Infused Oils: 

These sweet smelling oils can be used alone or used to enhance you salves. They can be made in a double boiler, crock pot (with a keep warm setting only in order to avoid burning the herbs), or allowed to infuse for 4-6 weeks in a glass jar. You can also make a solar or lunar infusion according to the different phases of the moon to add magical properties to your oil. To infuse oil use one ounce weight of dried herb to 1/4c of oil, taking care that the herb is  completely covered. If you are using fresh herbs increase the amount of oil to 6 oz and make sure your jar is completely dry. This is very important to make sure that your oil does not become moldy. I also suggest using very stable oil for fresh herbs such as sesame oil or olive oil. Add your herbs to a glass jar and cover with the oil, if your herb is too bulky add more oil until it is completely covered. If warming with a double boiler, pour the contents into the double boiler and warm gently for four hours. If not place the jar in a crock pot with the small amount of water in the bottom or do the same in the oven on its lowest setting. After warming pour the contents back into the glass jar and then put the lid on tightly and store out of the light for 4-6 weeks. Then strain with a fine mesh strainer and cheesecloth, store in an airtight container, and viola! Throughout the 4-6 weeks I like to shake the containers every now and then to help loosen the medicine from the plant, I do the same with tinctures. Also, when straining I squeeze the excess oil through the cheesecloth that is trapped in the plant material and then compost the wasted herbs.

Salve:

Once you master a basic salve recipe the possibilities of the medicine you can make are almost endless. You can use infused oils with herbs and by adding essential oils you will enhance the healing abilities of the salve. The essential oils will also act as a preservative.

My basic salve recipe

(sesame, EVOO, almond, or avocado)
6oz oil
3oz of coconut oil
1oz of beeswax

Using a two cup glass measuring cup with small lines between measurements (these are ounces) fill with oil to the 3⁄4 cup line and then spoon in the coconut oil into the measuring cup until the oil level increases by three lines (=3oz). The beeswax is measured in the same manner, adding beeswax to raise the oil level one line. 
The next step can be completed in a few different ways. I like to place the glass measuring cup into a crock pot and then fill the crock pot with water until it matches the oil level. Cover the crock pot and set on low until the  beeswax is melted. This can be also done by placing the glass measuring cup into a baking pan or casserole dish filled with water and placing it in the oven on the lowest setting until the beeswax is melted.
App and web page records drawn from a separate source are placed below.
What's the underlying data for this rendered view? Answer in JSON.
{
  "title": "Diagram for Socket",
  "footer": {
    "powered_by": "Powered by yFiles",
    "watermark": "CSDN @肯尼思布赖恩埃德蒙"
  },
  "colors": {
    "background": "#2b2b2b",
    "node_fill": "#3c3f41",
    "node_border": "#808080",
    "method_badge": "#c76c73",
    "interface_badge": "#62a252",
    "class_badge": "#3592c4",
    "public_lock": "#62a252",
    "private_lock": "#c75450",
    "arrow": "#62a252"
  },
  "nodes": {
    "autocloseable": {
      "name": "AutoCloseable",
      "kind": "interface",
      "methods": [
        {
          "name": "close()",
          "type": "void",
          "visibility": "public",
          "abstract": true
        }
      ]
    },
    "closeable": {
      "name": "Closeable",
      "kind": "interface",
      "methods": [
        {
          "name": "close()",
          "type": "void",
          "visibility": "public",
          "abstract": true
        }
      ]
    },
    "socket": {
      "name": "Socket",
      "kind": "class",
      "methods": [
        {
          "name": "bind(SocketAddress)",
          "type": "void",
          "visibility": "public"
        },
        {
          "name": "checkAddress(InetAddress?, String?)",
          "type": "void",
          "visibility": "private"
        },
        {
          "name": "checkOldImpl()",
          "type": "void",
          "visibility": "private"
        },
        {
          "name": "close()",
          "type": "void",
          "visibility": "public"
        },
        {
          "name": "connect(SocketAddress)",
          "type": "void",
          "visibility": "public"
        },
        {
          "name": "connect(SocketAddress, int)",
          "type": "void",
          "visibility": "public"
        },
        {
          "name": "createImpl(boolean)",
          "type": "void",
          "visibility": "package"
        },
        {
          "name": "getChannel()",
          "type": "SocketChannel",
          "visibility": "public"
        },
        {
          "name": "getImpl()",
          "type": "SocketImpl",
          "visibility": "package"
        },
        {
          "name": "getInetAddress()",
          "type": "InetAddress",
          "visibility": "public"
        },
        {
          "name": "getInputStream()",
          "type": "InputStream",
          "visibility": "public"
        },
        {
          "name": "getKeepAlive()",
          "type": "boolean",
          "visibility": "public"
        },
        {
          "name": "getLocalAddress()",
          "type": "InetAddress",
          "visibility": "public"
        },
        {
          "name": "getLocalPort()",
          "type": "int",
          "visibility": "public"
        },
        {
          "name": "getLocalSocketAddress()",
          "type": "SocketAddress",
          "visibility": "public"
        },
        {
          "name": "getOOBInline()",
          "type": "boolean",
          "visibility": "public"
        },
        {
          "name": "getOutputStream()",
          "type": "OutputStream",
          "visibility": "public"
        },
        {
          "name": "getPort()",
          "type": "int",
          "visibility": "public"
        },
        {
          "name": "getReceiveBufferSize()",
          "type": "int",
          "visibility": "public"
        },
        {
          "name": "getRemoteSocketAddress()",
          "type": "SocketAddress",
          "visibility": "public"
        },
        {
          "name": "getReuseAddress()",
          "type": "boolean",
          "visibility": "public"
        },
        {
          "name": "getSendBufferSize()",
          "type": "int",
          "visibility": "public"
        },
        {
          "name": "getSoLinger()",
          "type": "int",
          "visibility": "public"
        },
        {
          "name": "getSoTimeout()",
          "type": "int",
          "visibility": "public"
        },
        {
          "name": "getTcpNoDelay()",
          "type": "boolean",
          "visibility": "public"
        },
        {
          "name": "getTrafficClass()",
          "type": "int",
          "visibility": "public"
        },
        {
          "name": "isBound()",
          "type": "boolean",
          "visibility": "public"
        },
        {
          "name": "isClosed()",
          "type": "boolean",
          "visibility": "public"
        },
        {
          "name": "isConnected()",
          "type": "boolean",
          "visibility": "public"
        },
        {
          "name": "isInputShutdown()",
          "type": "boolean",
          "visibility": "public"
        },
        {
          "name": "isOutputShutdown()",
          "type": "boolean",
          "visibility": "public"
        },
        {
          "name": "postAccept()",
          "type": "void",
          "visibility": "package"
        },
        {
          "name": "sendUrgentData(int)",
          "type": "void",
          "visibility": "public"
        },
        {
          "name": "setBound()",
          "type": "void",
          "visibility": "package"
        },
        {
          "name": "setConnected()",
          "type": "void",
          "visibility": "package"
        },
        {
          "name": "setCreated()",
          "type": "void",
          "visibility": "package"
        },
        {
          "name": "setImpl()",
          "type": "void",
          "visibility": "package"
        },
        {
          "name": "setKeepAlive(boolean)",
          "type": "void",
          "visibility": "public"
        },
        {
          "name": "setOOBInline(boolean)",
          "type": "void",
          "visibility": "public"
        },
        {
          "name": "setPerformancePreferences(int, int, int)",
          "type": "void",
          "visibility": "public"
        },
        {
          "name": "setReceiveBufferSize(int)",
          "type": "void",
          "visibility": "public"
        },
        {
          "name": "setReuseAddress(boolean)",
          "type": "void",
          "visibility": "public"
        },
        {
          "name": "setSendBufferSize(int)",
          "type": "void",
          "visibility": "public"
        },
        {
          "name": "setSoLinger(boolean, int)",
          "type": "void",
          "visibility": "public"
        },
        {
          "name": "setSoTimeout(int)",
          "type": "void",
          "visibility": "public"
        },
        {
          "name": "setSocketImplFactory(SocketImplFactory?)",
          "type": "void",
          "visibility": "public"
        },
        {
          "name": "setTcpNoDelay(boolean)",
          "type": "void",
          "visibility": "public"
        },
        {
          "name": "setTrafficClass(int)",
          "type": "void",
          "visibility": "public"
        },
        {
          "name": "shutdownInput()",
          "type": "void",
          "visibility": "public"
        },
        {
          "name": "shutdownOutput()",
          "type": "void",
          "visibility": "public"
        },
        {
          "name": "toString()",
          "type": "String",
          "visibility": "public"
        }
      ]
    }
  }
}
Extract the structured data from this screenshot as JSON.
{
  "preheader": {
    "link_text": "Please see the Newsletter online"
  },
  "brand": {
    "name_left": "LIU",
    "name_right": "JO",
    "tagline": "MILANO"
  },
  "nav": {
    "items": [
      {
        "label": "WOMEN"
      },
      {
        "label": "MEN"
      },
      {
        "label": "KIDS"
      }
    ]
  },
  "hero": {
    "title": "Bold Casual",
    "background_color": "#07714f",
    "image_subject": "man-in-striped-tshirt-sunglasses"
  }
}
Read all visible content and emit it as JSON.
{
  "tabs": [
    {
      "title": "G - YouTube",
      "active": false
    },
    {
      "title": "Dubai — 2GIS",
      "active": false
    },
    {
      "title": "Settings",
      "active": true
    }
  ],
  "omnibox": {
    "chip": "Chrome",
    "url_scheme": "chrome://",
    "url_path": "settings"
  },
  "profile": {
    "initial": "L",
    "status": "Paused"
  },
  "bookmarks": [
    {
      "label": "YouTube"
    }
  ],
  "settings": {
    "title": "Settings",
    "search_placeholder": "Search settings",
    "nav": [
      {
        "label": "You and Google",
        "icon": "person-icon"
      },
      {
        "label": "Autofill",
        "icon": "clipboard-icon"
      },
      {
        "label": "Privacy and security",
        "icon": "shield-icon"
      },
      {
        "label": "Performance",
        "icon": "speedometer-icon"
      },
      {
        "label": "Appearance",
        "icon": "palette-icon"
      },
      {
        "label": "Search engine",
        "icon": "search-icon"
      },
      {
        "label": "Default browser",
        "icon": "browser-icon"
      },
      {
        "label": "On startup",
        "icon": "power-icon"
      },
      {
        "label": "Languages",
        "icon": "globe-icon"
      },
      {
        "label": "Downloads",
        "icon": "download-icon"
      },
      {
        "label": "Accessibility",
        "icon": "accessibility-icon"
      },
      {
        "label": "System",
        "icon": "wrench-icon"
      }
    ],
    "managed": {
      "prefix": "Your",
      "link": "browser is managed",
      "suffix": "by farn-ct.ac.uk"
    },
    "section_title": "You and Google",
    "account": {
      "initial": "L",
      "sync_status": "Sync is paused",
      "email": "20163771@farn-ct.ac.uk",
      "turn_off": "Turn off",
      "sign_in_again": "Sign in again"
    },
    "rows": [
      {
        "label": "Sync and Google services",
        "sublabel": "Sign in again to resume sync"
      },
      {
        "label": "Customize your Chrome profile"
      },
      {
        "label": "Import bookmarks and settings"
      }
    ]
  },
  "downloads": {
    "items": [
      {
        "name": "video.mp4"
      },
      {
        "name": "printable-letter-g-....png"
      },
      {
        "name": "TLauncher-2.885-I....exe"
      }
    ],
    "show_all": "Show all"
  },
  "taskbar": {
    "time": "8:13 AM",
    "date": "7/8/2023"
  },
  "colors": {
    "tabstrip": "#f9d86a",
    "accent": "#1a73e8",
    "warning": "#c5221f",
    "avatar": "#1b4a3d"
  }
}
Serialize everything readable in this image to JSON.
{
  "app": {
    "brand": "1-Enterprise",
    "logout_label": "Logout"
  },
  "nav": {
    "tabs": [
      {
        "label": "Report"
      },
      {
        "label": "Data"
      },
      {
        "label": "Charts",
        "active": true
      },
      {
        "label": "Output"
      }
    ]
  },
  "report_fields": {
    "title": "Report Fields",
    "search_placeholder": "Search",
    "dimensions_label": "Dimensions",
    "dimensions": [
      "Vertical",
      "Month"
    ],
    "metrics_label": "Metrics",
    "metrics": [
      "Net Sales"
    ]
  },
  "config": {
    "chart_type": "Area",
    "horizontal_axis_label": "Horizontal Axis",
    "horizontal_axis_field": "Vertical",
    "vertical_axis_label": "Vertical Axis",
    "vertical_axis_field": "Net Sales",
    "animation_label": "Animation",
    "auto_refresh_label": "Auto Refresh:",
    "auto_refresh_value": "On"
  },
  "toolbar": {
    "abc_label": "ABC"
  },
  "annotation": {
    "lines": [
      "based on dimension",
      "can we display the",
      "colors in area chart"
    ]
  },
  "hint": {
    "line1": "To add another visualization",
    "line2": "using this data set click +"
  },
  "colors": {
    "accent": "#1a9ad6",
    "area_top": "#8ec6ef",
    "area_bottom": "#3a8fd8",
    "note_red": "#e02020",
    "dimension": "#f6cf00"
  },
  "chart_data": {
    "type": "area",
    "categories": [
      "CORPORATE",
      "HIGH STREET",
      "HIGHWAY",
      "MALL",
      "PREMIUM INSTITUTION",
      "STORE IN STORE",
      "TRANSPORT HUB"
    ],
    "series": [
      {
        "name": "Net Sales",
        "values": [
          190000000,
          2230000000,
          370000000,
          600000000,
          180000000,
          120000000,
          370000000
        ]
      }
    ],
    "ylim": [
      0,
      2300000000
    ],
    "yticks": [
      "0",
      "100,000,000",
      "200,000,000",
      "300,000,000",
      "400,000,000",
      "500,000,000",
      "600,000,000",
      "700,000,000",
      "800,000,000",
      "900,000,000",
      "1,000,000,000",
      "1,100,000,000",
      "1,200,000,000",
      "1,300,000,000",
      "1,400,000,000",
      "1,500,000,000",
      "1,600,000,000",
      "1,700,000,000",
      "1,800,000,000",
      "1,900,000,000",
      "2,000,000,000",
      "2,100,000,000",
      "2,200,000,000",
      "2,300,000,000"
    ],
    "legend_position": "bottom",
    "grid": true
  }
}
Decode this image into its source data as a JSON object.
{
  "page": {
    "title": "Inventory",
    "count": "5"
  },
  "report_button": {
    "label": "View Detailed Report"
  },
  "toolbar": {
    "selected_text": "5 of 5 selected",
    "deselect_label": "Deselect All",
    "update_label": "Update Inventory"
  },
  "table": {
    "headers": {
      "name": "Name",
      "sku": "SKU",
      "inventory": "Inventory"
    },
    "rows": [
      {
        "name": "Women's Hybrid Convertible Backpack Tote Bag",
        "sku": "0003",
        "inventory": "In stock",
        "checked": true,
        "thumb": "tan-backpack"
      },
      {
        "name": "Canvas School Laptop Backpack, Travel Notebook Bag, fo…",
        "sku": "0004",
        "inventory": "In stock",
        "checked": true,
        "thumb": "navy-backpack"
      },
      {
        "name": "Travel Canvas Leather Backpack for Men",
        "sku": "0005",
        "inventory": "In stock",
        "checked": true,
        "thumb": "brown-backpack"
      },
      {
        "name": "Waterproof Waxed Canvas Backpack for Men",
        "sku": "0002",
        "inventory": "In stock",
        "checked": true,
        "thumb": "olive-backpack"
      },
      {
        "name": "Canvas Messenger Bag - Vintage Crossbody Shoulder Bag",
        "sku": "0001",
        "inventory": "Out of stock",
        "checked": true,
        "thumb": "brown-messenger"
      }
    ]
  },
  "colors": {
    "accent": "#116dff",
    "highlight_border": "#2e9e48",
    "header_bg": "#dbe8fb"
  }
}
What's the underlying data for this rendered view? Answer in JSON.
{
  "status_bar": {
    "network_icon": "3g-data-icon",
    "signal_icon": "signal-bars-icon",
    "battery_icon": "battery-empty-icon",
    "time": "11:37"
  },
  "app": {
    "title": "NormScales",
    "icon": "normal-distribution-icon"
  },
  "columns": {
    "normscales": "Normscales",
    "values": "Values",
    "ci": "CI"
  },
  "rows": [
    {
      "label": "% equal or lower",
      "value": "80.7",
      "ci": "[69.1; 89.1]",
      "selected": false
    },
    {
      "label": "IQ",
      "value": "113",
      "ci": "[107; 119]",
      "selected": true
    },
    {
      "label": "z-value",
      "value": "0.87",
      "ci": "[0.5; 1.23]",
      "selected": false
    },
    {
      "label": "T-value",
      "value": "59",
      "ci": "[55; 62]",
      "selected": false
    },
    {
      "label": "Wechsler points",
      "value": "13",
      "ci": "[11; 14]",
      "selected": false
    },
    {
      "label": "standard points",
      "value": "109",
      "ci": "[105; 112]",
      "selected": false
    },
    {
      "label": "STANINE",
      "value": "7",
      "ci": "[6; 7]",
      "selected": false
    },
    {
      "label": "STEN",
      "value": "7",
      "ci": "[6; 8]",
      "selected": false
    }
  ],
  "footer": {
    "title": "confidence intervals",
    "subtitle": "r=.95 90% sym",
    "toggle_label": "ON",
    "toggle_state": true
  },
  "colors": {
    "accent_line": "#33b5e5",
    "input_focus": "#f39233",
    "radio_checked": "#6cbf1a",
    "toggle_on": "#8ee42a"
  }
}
You can also pour all of the ingredients into a double boiler to slowly melt the waxes. 
Once the wax is melted you just need to pour it into jars and allow time for cooling and solidifying. I use a wood skewer to stir the mixture every few minutes until it becomes cool to the touch and cloudy. At this point you can add about 40 drops of any essential oils, stir once more, and immediately put the lid on until completely cooled to keep the essential oils from evaporating. If you are making the salve for others, this recipe will yield about five two ounce jars or for personal use I like to re-purpose glass salsa jars. They have wide mouths and hold this amount of salve perfectly.

Comfrey and Calendula Salve

*use salve recipe replacing the 6 oz of oil with 3 oz of comfrey infused oil and 3 oz of calendula infused oil.

Syrup Recipe

1 quart of water
3⁄4c of dried herbs
1⁄4 lemon or orange juice (depending on what you are making the syrup for)
1T of cinnamon
1 c of honey

Bring the water to a boil and place herbs in a separate pot. When the water comes to a boil pour it over the herbs and simmer them until the volume is reduced by half. Strain the herbs out of the water with a fine mesh strainer and cheesecloth, giving the cheesecloth a quick squeeze to get every drop. While the liquid is still warm add the honey and juice and stir well and store in an airtight glass jar with a lid for up to two months. Suggested dosing is one teaspoon for children and one tablespoon for adults taken as needed until you symptoms subside.